The Senate Appropriations Committee approved the measure, which was inserted into a spending bill that funds the Federal Trade Commission’s budget. The measure would ban a “pay-to-delay” practice — opposed by the FTC in a series of lawsuits brought since 2001 — in which brand-name drug companies and generic drug makers both profit. Brand-name drug makers get higher prices while the generic companies are paid to stay out of the market.
The provision was authored by Sen. Herb Kohl, D-Wis., with support from Dick Durbin, D-Ill., the No. 2 Democrat in the Senate and the chief author of the underlying spending bill.
The vote was tight, first deadlocking 15-15 on an amendment by Sen. Arlen Specter, D-Pa., to strip the provision. Four Democrats voted with the drug lobby, and the drug company lobbyists thought they had the vote won, provided they could win over every panel Republican.

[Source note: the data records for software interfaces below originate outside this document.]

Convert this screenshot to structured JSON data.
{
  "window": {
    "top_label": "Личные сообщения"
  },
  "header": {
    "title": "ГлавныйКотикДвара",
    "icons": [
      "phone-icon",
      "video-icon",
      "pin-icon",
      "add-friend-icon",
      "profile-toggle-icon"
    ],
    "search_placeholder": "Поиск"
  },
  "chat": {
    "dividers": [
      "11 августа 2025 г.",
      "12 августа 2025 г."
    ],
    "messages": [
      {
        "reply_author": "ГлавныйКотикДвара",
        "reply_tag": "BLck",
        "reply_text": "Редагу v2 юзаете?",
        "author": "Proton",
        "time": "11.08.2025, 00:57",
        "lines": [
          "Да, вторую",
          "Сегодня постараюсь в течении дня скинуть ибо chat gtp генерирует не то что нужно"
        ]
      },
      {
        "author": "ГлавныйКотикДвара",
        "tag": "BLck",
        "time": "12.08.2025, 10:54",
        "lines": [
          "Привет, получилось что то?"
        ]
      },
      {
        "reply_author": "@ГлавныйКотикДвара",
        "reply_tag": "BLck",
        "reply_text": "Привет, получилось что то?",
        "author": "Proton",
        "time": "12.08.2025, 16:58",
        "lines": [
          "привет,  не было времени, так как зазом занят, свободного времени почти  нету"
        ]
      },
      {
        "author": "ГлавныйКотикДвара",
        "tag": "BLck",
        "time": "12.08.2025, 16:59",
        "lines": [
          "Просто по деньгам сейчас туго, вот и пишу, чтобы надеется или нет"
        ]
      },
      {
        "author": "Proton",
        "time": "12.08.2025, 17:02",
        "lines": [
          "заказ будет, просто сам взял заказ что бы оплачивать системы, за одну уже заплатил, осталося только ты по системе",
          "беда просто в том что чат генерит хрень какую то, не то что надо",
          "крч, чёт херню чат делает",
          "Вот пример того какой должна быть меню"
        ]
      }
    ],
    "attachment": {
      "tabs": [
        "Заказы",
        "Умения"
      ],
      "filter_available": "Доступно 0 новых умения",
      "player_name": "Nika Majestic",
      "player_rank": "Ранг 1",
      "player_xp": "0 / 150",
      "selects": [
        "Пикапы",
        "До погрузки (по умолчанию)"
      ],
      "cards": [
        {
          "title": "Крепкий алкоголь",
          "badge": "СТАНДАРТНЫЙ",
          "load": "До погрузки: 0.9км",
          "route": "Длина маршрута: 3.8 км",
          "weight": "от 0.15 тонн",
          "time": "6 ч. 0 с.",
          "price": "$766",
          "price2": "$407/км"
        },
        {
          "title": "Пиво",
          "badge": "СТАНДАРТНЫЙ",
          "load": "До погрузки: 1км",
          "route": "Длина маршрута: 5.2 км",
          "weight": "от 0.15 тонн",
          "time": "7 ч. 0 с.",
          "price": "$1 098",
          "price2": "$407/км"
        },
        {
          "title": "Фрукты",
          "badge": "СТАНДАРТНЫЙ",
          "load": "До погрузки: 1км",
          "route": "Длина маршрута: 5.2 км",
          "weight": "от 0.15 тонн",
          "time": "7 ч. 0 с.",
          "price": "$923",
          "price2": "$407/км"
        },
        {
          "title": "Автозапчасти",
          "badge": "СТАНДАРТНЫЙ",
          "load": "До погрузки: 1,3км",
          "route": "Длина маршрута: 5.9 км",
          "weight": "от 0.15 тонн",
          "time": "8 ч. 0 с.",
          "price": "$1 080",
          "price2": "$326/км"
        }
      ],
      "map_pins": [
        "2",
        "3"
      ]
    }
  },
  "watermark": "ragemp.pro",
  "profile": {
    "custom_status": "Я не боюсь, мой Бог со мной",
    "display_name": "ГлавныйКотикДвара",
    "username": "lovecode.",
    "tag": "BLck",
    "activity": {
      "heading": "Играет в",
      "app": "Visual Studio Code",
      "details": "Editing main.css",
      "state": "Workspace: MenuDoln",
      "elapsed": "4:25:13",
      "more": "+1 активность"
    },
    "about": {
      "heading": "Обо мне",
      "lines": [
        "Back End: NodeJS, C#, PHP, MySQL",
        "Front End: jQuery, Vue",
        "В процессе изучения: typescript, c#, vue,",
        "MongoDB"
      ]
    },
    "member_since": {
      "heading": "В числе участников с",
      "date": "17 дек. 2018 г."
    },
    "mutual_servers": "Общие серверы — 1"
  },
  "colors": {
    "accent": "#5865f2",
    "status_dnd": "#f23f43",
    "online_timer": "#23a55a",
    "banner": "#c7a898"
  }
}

Yet, Sen. Richard Shelby, R-Ala., voted against the drug companies, helping give Kohl and Durbin a surprise win. With health care costs spiraling up, Senator Kohl said “we cannot turn a blind eye to these anti-competitive backroom deals that deny consumers access to affordable generic drugs.”
The FTC estimates that pay-to-delay deals cost consumers $3.5 billion a year. The agency suspects branded and generic drug companies made 21 such deals since last October. It would also save the government $2.6 billion over the next decade by reducing drug costs.
FTC Chairman Jon Leibowitz attended the panel session and cheered the vote.
The spending bill containing this provision has yet to advance to either the House or Senate floors and the drug lobby will be continuing their battle. To encourage the passage of this provision that can save consumers billions on prescription drugs, contact your Congress people.